Breaking the drought
Last year Jeremy Brockie scored goals for fun – 16 in all – to be second in the A-League’s Golden Boot standings. He started off OK in 2013/14 with a couple of goals in his first three games, but from mid-November onwards, he couldn’t buy a goal. To make matters worse, easy chances were being spurned, including two missed tap-ins in consecutive weeks which saw the All Whites striker’s confidence plummet even lower. He was eventually dropped to the bench for the Victory game, but made a spectacular late entrance by drilling home a dam-breaking goal shortly after arriving, before setting up the fifth for Stein Huysegems. At training two days later, everything Brockie hit was flying in. The rather sizeable monkey which had spent the best part of the last two months residing on his back was last seen slinking away from Westpac Stadium, hopefully never to be seen again.
Player of the season
Albert Riera. The story of the Spanish paramedic’s arrival in New Zealand is now the stuff of football folklore and he has become the most famous back-packer in the history of the A-League. When he signed for the Phoenix, Riera expected to be a back-up player who might get the odd game off the bench; now he’s one of the first names on the team-sheet each week. His assured passing, composure and astute reading of the game have marked him out as a vital cog in the Phoenix’s midfield and he’s also allowed Manny Muscat to provide solidity at left-back, contributing to what is now a watertight defensive line. Riera’s recent contract extension was just reward for a player who has quickly become a standout in the competition.
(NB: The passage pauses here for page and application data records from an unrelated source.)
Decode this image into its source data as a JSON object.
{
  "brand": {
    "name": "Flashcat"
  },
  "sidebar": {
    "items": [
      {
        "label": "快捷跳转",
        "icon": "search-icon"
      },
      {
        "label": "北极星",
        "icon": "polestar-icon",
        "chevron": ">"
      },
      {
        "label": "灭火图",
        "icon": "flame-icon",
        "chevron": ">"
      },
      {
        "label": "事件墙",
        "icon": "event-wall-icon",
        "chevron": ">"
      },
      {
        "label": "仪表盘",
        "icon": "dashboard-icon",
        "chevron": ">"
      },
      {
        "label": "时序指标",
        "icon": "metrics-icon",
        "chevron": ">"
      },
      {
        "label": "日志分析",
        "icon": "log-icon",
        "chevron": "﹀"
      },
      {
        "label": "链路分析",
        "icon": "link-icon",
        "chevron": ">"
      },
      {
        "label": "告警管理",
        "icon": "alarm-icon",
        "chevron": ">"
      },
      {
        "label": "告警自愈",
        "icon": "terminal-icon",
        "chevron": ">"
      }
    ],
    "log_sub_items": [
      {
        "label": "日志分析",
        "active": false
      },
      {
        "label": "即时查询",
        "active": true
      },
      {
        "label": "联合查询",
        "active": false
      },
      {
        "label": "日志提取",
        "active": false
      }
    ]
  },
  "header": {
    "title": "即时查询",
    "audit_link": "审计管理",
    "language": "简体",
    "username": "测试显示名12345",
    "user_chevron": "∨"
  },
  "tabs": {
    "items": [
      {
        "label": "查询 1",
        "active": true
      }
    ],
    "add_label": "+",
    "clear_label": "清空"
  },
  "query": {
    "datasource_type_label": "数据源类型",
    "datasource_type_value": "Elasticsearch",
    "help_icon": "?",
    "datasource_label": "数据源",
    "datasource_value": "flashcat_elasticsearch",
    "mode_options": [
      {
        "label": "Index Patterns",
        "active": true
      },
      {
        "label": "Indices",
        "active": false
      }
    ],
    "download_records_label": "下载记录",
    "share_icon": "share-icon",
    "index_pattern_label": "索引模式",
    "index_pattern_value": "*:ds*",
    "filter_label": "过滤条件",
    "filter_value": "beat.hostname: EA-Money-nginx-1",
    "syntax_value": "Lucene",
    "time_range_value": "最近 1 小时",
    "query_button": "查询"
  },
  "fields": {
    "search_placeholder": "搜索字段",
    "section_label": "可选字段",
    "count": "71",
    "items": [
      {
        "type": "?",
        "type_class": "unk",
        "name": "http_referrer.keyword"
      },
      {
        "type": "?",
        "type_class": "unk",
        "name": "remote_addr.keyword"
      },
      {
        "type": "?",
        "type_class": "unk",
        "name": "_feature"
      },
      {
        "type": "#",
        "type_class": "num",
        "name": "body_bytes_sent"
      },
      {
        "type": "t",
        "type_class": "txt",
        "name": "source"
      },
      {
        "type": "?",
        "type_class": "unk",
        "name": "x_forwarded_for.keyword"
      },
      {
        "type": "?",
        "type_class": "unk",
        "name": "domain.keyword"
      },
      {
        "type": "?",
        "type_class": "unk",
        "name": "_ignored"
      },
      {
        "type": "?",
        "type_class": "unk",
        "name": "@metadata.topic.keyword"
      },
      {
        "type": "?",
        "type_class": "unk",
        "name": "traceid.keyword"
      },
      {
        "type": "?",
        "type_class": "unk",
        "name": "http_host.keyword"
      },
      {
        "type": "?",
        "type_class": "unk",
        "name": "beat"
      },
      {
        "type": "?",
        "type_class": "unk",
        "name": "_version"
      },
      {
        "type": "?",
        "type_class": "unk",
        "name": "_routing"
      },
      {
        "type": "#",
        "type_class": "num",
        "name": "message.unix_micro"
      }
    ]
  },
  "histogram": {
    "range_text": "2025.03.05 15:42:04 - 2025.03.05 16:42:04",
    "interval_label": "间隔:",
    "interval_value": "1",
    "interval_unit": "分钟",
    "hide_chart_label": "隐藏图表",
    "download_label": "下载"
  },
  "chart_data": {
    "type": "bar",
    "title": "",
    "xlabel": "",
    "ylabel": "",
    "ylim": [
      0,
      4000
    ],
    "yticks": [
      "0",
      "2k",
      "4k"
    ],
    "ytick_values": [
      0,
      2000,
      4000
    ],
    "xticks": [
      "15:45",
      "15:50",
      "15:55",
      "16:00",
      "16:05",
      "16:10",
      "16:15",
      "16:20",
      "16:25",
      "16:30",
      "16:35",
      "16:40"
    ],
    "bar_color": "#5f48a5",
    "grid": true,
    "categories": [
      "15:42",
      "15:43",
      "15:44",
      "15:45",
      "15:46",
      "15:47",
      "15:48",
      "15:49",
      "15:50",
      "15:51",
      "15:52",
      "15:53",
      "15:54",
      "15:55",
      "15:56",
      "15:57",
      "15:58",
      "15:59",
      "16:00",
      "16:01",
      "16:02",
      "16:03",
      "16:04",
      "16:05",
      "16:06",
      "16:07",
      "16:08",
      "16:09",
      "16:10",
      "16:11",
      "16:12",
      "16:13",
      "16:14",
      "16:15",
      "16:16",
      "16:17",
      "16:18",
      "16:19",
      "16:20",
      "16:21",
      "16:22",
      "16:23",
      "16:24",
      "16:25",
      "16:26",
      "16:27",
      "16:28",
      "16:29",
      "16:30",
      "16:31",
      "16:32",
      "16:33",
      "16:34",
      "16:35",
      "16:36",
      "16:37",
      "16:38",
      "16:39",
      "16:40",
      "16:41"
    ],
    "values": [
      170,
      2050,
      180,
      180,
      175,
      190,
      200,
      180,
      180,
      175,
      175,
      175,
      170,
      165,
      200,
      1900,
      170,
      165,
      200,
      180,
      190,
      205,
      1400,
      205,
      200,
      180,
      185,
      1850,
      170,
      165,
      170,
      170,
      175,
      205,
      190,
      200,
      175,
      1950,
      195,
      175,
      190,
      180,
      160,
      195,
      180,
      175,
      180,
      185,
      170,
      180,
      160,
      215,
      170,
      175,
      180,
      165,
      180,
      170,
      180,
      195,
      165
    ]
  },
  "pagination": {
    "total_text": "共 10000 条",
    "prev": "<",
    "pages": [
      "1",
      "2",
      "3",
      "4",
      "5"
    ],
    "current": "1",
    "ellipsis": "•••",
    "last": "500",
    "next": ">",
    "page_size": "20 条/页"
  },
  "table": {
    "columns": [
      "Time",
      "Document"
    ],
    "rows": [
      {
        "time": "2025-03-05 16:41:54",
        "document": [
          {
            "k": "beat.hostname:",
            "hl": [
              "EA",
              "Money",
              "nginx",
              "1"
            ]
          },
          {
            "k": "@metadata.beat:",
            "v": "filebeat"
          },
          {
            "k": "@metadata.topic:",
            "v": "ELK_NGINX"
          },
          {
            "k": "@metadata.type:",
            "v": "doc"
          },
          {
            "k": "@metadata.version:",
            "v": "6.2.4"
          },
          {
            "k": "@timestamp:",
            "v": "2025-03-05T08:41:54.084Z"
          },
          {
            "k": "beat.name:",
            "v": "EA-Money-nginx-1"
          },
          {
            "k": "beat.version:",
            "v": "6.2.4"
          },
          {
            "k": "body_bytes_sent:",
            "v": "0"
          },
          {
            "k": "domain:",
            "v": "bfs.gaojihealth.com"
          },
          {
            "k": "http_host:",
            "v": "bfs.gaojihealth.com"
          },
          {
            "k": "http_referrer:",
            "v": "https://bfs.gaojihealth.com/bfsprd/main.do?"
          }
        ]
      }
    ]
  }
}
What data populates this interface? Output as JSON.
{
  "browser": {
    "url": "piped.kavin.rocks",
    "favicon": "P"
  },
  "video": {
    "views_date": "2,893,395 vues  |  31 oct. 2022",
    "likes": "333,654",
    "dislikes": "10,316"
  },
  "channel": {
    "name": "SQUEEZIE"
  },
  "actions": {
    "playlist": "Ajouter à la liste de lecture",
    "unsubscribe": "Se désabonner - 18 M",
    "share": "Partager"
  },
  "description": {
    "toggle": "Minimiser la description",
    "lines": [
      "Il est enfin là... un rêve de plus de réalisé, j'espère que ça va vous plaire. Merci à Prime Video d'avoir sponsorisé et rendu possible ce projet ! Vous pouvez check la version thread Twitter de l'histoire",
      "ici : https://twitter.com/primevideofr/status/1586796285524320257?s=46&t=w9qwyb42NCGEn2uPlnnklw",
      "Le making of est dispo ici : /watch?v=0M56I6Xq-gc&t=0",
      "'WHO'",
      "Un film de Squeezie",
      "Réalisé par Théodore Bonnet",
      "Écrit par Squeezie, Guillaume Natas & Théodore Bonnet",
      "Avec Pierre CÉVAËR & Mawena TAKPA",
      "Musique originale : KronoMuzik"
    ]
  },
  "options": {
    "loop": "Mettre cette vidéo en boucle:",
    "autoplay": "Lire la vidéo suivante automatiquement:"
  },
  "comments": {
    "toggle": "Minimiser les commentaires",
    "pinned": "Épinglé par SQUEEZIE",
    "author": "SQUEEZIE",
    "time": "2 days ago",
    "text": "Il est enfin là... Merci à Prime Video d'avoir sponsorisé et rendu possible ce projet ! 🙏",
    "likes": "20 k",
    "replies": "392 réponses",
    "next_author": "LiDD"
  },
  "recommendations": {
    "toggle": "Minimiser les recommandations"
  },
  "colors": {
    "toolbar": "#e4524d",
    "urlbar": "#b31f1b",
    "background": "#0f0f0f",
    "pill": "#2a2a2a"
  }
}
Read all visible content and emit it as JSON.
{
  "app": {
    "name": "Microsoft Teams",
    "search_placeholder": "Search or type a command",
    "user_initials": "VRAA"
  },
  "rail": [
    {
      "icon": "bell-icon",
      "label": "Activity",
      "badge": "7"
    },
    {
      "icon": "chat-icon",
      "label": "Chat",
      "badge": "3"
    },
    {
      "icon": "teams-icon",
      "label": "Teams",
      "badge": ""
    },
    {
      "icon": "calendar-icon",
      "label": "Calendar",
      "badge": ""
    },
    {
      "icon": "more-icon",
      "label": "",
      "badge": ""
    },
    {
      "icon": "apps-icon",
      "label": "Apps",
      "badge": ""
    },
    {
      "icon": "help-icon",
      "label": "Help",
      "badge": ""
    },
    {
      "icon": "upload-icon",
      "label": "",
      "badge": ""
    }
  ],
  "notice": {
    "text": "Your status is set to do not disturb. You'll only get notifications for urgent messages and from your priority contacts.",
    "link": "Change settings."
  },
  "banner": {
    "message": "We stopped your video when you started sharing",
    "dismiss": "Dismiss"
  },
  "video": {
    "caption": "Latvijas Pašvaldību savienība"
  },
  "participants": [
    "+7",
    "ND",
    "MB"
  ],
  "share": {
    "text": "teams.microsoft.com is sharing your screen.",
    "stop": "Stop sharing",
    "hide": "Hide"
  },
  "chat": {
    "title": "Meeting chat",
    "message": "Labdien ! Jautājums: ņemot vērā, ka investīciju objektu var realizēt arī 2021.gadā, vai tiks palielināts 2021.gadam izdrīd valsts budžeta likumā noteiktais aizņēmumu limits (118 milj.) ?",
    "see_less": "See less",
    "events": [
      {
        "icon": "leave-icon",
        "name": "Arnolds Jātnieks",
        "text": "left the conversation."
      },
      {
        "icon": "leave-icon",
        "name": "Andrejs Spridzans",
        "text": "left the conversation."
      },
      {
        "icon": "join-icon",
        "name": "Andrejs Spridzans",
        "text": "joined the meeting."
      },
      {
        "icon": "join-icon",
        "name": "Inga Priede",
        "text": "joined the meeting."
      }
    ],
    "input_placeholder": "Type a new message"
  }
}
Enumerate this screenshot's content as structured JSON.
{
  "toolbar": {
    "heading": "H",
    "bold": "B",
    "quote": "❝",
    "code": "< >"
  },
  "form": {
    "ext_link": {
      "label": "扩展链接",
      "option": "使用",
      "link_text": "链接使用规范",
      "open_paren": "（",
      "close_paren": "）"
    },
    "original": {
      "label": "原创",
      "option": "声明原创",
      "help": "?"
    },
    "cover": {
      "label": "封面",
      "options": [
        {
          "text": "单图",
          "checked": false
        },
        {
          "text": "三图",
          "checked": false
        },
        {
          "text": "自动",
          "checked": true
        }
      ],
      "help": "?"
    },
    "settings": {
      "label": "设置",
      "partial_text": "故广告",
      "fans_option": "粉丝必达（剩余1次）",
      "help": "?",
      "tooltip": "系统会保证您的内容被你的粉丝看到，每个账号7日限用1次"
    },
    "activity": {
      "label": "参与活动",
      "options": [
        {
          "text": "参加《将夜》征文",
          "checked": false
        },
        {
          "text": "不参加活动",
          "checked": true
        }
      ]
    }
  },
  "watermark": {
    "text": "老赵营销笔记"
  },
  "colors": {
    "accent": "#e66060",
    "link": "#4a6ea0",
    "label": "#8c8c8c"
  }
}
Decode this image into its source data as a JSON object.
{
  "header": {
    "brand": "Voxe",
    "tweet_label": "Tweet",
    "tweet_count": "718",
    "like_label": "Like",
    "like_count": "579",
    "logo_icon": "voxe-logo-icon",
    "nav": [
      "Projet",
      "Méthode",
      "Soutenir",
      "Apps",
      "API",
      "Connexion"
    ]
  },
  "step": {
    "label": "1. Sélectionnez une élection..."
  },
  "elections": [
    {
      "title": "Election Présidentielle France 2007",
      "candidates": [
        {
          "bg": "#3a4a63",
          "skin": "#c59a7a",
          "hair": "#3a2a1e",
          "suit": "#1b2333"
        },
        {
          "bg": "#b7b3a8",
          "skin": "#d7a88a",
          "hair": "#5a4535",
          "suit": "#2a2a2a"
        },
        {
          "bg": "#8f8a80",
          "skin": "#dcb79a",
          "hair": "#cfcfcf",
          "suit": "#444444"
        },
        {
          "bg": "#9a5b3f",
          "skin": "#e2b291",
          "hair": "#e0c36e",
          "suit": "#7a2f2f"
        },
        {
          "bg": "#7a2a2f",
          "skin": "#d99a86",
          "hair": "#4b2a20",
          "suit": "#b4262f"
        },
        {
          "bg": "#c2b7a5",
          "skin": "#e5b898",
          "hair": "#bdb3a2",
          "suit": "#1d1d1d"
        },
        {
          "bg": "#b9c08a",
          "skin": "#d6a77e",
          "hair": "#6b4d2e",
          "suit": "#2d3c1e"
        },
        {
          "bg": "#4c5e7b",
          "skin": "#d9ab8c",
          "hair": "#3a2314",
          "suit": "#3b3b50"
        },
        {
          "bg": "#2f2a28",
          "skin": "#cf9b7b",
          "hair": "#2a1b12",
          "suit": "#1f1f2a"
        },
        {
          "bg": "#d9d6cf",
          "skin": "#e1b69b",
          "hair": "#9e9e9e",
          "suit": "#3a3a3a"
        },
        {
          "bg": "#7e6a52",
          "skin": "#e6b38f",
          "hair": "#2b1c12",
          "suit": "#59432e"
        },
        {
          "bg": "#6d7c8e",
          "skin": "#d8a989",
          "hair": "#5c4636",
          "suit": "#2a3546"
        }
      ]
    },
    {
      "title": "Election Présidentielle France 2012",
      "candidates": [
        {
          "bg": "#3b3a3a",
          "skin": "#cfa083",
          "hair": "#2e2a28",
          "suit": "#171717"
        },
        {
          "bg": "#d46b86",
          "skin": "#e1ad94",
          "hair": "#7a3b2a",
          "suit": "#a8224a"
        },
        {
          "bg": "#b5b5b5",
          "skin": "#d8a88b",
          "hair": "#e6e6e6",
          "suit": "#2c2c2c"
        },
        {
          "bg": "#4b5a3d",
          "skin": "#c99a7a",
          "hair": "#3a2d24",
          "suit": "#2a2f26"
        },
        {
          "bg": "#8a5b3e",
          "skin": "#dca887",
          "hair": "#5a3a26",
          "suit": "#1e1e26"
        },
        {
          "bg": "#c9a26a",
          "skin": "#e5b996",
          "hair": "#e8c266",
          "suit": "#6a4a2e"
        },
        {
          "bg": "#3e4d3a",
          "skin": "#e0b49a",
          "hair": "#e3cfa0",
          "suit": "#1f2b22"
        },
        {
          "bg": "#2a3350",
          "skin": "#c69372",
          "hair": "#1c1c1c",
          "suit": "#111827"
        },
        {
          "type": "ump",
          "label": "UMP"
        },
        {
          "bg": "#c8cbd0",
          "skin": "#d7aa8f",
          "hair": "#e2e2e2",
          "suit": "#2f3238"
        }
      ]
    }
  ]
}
Man of the season
Ernie Merrick. The new coach has changed the face of the football club; it’s as simple as that. Through repetition and sheer hard work he has taught the Phoenix how to play possession-based, attacking football and the results have started to come. Through ten winless games, lesser men would have doubted their methods, but Merrick had faith the on-field progress would eventually bear fruit and it has proven to be so. The players love playing for Merrick; one told me recently that the coach was his “hero” and had breathed life into his football career. While there may have been doubts when he arrived about Merrick-s ability to adapt to a league that’s moved on considerably since he tasted success with Melbourne Victory, he-s shown himself to be an extremely shrewd coach with superb man-management skills. What he has achieved in a relatively short space of time is quite remarkable.
The Phoenix are now just three points outside the playoff spots with 12 games to play. There’s absolutely nothing to suggest that the recent five-game haul of 13 points from a possible 15 was anything but totally deserved and there’s now excitement and optimism ahead of every Phoenix match, home or away. It would be a brave man who’d predict the Phoenix will finish outside the top six. I think they’ll finish fourth, and from there, who knows?
Follow Jason Pine on Twitter: @pineyzb